In Grodno last week, the possibility of abolishing the death penalty in Belarus or introducing a moratorium was discussed.

The Belarusian authorities are likely to continue to support the death penalty in Belarus. During his rule, President Lukashenka pardoned only one person, and courts sentenced to death more than 400 people since the early 1990s. Over the past year, Belarusian courts sentenced to death several persons and one person was executed.

There are no recent independent polls about people’s attitude about the death penalty in Belarus. Apparently, this issue is not a priority for the population. In many ways, public opinion about the abolition of the death penalty would depend on the tone of the state-owned media reports.

That said, the Belarusian Orthodox Church and the Roman-Catholic Church stand for the abolition of the capital punishment, however their efforts in this regard only limit to public statements about their stance. Simultaneously, the authorities could have influenced public opinion about the death penalty through a focused media campaign in the state media. As they did, for example, with the nuclear power plant construction in Astravets.

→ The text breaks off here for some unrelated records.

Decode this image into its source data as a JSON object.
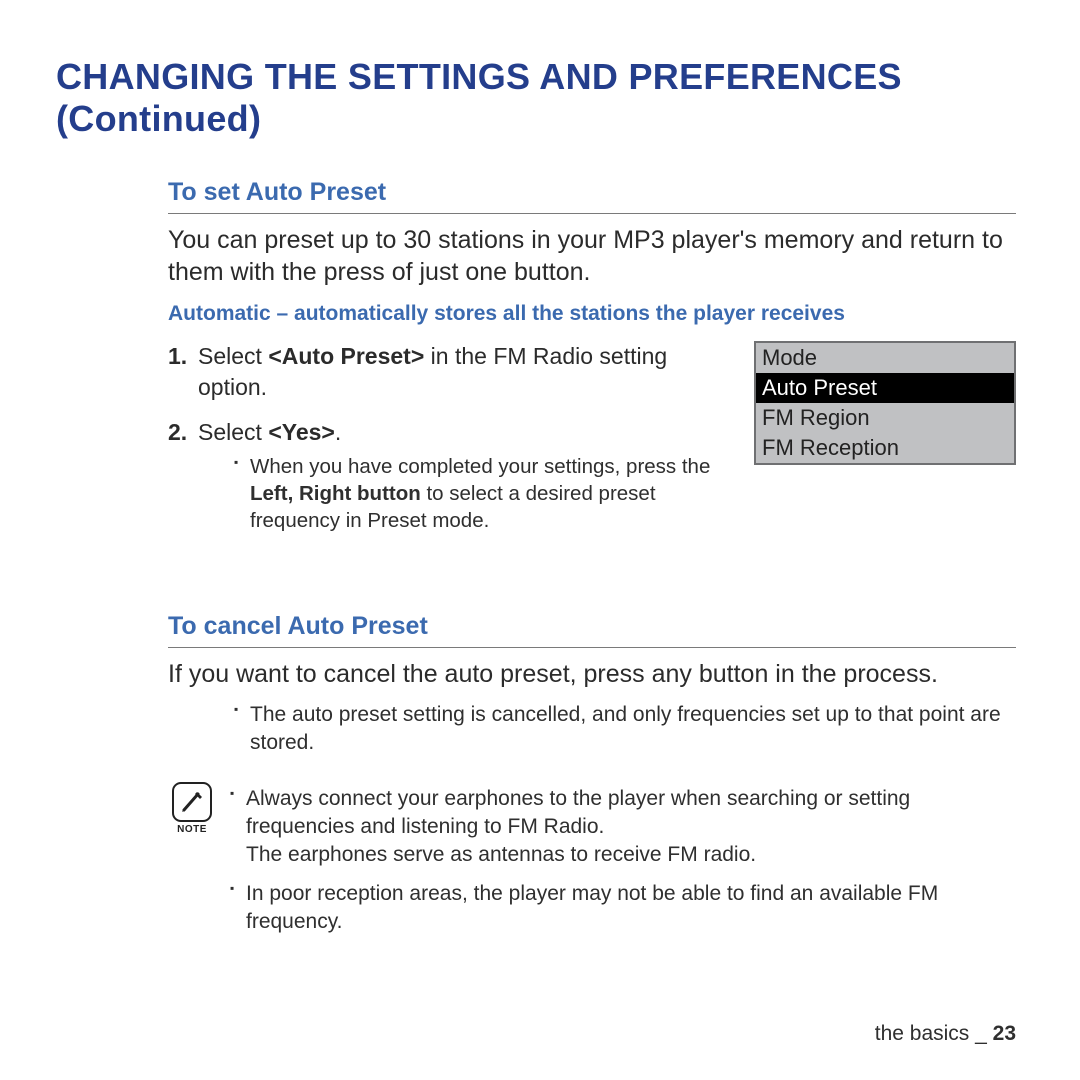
{
  "page_title": "CHANGING THE SETTINGS AND PREFERENCES (Continued)",
  "section1": {
    "title": "To set Auto Preset",
    "intro": "You can preset up to 30 stations in your MP3 player's memory and return to them with the press of just one button.",
    "sub_blue": "Automatic – automatically stores all the stations the player receives",
    "step1_a": "Select ",
    "step1_b": "<Auto Preset>",
    "step1_c": " in the FM Radio setting option.",
    "step2_a": "Select ",
    "step2_b": "<Yes>",
    "step2_c": ".",
    "step2_bullet_a": "When you have completed your settings, press the ",
    "step2_bullet_b": "Left, Right button",
    "step2_bullet_c": " to select a desired preset frequency in Preset mode."
  },
  "menu": {
    "item0": "Mode",
    "item1": "Auto Preset",
    "item2": "FM Region",
    "item3": "FM Reception"
  },
  "section2": {
    "title": "To cancel Auto Preset",
    "body": "If you want to cancel the auto preset, press any button in the process.",
    "bullet": "The auto preset setting is cancelled, and only frequencies set up to that point are stored."
  },
  "note": {
    "label": "NOTE",
    "li1a": "Always connect your earphones to the player when searching or setting frequencies and listening to FM Radio.",
    "li1b": "The earphones serve as antennas to receive FM radio.",
    "li2": "In poor reception areas, the player may not be able to find an available FM frequency."
  },
  "footer": {
    "section": "the basics _ ",
    "page": "23"
  }
}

Initially unpopular project of the NPP construction was broadly promoted in the state media, and eventually, according to independent pollsters, was accepted by most population.